Findings in worm with regenerative prowess could aid human tissue engineering methods
The planarian flatworm is a simple animal with a mighty and highly unusual ability: it can regenerate itself from nearly every imaginable injury, including decapitation. These tiny worms can regrow any missing cell or tissue — muscle, neurons, epidermis, eyes, even a new brain.
Since the late 1800s, scientists have studied these worms to better understand fundamental principles of natural regeneration and repair, information that could provide insights into tissue healing and cancer. One mechanism that is yet unknown is how organisms like these control the proportional scaling of tissue during regeneration.
Now, two Northwestern University molecular biologists have identified the beginnings of a genetic signaling pathway that puts the brakes on the animal’s growth. This important process ensures the appropriate amount of tissue growth in these highly regenerative animals.
“These worms have essentially discovered a natural form of regenerative medicine through their evolution,” said Christian Petersen, who led the research. “Planarians can regenerate their whole lives, but how do they limit their growth? Our discovery will improve understanding of the molecular components and organizing principles that govern perfect tissue restoration.”
The findings ultimately may have important ramifications for novel tissue engineering methods or strategies to promote natural repair mechanisms in humans.
Petersen is an associate professor of molecular biosciences in Northwestern’s Weinberg College of Arts and Sciences. He and Erik G. Schad, a graduate student in Petersen’s lab, conducted the study.

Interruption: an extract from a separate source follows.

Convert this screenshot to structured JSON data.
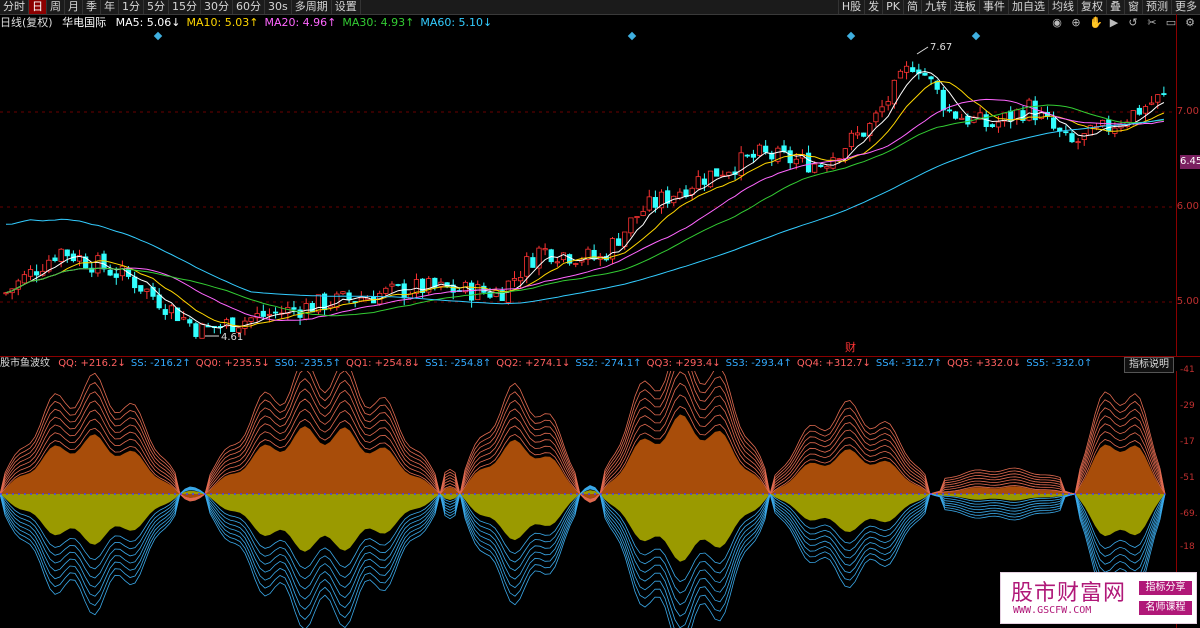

The results were published in the Jan. 20 issue of the journal Current Biology. Petersen is the corresponding author, and Schad is the paper’s first author.
The researchers have identified a control system for limiting regeneration and also a new mechanism to explain how stem cells can influence growth. Specifically, Petersen and Schad discovered that a gene called mob4 suppresses tissue growth in the animals. When the researchers inhibited the gene in experiments, the animal grew to twice its normal size.
The gene, they found, works in a rather surprising way: by preventing the descendants of stem cells from producing a growth factor called Wnt, a protein released from cells to communicate across distances. The Wnt signaling pathway is known to play a role in cancer cell regeneration.
Planarians are 2 to 20 millimeters in size and have a complex anatomy with around a million cells. They live in freshwater ponds and streams around the world. The worm’s genome has been sequenced, and its basic biology is well-characterized, making planarians popular with scientists.
Petersen also is a member of the Robert H. Lurie Comprehensive Cancer Center of Northwestern University.
The research was supported by the National Institutes of Health and the National Science Foundation-Simons Foundation Center for Quantitative Biology at Northwestern University.
The title of the paper is “STRIPAK Limits Stem Cell Differentiation of a WNT Signaling Center to Control Planarian Axis Scaling.”